Edward Sapir (18841939). Language: An Introduction to the Study of Speech. 1921.
population of central and southern Germany4 is markedly distinct.
But what if we ignore these finer distinctions and simply assume that the Teutonic or Baltic or North European racial type coincided in its distribution with that of the Germanic languages? Are we not on safe ground then? No, we are now in hotter water than ever. First of all, the mass of the German-speaking population (central and southern Germany, German Switzerland, German Austria) do not belong to the tall, blond-haired, long-headed5 Teutonic race at all, but to the shorter, darker-complexioned, short-headed6 Alpine race, of which the central population of France, the French Swiss, and many of the western and northern Slavs (e.g., Bohemians and Poles) are equally good representatives. The distribution of these Alpine populations corresponds in part to that of the old continental Celts, whose language has everywhere given way to Italic, Germanic, and Slavic pressure. We shall do well to avoid speaking of a Celtic race, but if we were driven to give the term a content, it would probably be more appropriate to apply it to, roughly, the western portion of the Alpine peoples then to the two island types that I referred to before. These latter were certainly Celticized, in speech and, partly, in blood, precisely as, centuries later, most of England and part of Scotland was Teutonized by the Angles and Saxons. Linguistically speaking, the Celts of to-day (Irish Gaelic, Manx, Scotch Gaelic, Welsh, Breton) are

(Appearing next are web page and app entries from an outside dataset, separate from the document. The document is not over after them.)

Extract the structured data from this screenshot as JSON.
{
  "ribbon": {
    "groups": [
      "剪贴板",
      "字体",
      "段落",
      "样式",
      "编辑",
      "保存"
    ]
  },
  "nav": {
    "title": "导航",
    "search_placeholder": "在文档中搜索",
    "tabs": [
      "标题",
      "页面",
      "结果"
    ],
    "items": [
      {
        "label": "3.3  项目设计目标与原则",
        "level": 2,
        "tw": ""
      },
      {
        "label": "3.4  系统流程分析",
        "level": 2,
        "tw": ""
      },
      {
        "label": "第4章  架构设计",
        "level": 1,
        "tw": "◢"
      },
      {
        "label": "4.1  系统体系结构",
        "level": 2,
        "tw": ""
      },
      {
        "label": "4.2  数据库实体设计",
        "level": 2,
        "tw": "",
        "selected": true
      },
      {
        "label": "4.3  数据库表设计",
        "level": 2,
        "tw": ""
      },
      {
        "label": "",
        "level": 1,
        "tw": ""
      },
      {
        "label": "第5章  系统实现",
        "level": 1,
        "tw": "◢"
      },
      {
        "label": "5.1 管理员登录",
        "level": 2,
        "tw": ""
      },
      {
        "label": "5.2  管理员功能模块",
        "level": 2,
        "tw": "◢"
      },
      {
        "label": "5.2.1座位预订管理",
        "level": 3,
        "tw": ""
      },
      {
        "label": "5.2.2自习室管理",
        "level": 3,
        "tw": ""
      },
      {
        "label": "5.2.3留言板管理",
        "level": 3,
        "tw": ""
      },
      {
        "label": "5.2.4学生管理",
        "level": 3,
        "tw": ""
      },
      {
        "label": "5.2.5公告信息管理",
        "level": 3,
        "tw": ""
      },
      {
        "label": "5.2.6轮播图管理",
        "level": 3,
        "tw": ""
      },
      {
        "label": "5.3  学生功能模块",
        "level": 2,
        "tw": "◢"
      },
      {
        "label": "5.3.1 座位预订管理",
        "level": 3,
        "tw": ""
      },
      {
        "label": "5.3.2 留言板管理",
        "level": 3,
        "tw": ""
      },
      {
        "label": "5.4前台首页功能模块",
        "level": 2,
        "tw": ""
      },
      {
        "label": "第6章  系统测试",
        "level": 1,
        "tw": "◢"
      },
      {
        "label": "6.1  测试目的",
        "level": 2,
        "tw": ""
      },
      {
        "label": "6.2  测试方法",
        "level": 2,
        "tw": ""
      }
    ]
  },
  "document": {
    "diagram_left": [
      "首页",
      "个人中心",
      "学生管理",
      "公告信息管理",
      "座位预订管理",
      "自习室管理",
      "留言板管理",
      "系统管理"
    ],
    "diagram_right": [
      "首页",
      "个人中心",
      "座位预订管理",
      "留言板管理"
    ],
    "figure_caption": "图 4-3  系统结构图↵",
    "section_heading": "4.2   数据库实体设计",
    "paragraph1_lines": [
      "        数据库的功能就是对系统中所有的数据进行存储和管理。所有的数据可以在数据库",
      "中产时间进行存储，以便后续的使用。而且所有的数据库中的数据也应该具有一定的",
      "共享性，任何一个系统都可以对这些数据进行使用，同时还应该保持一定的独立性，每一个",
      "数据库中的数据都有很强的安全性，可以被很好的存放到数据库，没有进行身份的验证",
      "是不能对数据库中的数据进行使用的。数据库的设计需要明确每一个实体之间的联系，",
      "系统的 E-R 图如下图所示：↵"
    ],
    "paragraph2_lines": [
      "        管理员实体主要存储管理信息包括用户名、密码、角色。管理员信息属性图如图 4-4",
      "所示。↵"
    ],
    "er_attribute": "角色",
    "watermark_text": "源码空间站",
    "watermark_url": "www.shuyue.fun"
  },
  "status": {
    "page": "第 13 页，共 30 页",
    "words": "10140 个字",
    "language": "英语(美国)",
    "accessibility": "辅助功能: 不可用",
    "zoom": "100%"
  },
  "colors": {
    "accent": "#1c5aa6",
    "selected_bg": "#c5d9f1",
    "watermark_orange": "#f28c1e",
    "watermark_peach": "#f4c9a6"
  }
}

Note 4. The High German now spoken in northern Germany is not of great age, but is due to the spread of standardized German, based on Upper Saxon, a High German dialect, at the expense of Plattdeutsch. [back]